Ginger Root (Zingiber officinale)
Ginger Root benefitsGinger is well known as a remedy for travel sickness, nausea and indigestion and is used for wind, colic, irritable bowel, loss of appetite, chills, cold, flu, poor circulation, menstrual cramps, dyspepsia (bloating, heartburn, flatulence), indigestion and gastrointestinal problems such as gas and stomach cramps. Ginger is a powerful anti-inflammatory herb and there has been much recent interest in its use for joint problems. It has also been indicated for arthritis, fevers, headaches, toothaches, coughs, bronchitis, osteoarthritis, rheumatoid arthritis, to ease tendinitis, lower cholesterol and blood-pressure and aid in preventing internal blood clots.
Ginger has been well researched and many of its traditional uses confirmed. It is well known as a remedy for travel sickness, nausea and indigestion. It is a warming remedy, ideal for boosting the circulation, lowering high blood pressure and keeping the blood thin in higher doses. Ginger is anti-viral and makes a warming cold and flu remedy. Ginger is a powerful anti-inflammatory herb and there has been much recent interest in its use for joint problems.
Ginger root is a medicinal herb used primarily for the treatment of Dyspepsia (discomfort after eating), this includes the symptoms of bloating, heartburn, flatulence, and nausea. It is also considered helpful as a preventative for motion sickness and as a digestive. Due to it's antispasmodic characteristic some people have used it to help ease menstrual cramps. In some traditional systems it is credited with the ability to treat arthritis, fevers, headaches, and toothaches.
Ginger may also be taken orally as a herbal remedy to prevent or relieve nausea resulting from chemotherapy, motion sickness, pregnancy, and surgery.
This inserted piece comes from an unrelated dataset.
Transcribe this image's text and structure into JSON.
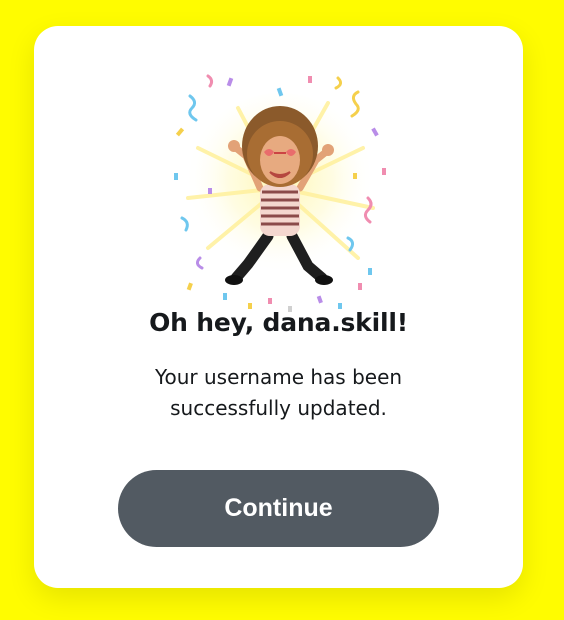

Results of laboratory studies as well as from small studies conducted among seasick sailors or ship passengers, found that ginger generally has more effectiveness for relieving motion sickness than placebo (or sugar pills). Several comparisons between ginger and prescription or non-prescription drugs have been conducted for relieving the nausea of pregnancy, but results are inconclusive.
Results of limited studies in animals with diabetes show that ginger may reduce blood levels of sugar and cholesterol, while also lowering blood pressure. However, no human studies with similar results have been reported. A few small studies that have been conducted in humans have shown some promise for supplemental ginger in the treatment of both osteoarthritis and rheumatoid arthritis.
If a person has exercised too much or suffers from arthritis or rheumatism, ginger has been known to ease inflammation of the joints and muscle tissue. Due to its tremendous circulation-increasing qualities, ginger is thought to improve the complexion. It has reduced nervousness, eased tendinitis, and helped sore throats return to normal. Studies demonstrate that ginger can lower cholesterol levels by reducing cholesterol absorption in the blood and liver. It may also aid in preventing internal blood clots.
**New Research! **- Ginger root was recently the subject of a startling new research report presented at The American Association for Cancer research conference in Phoenix. In the study, ginger actually suppressed cancer cells suggesting that the herb was able to fuel apoptosis or the death of the cancer cells. Ginger has been shown to work against skin, ovarian, colon and breast cancer. But it had not been shown to halt the progression of cancer until now. However, more research is required to confirm this.
I recently made some hard candy with ginger in it for a trip. My friend gets car sick so I made this for her. It was tasty and helped. :)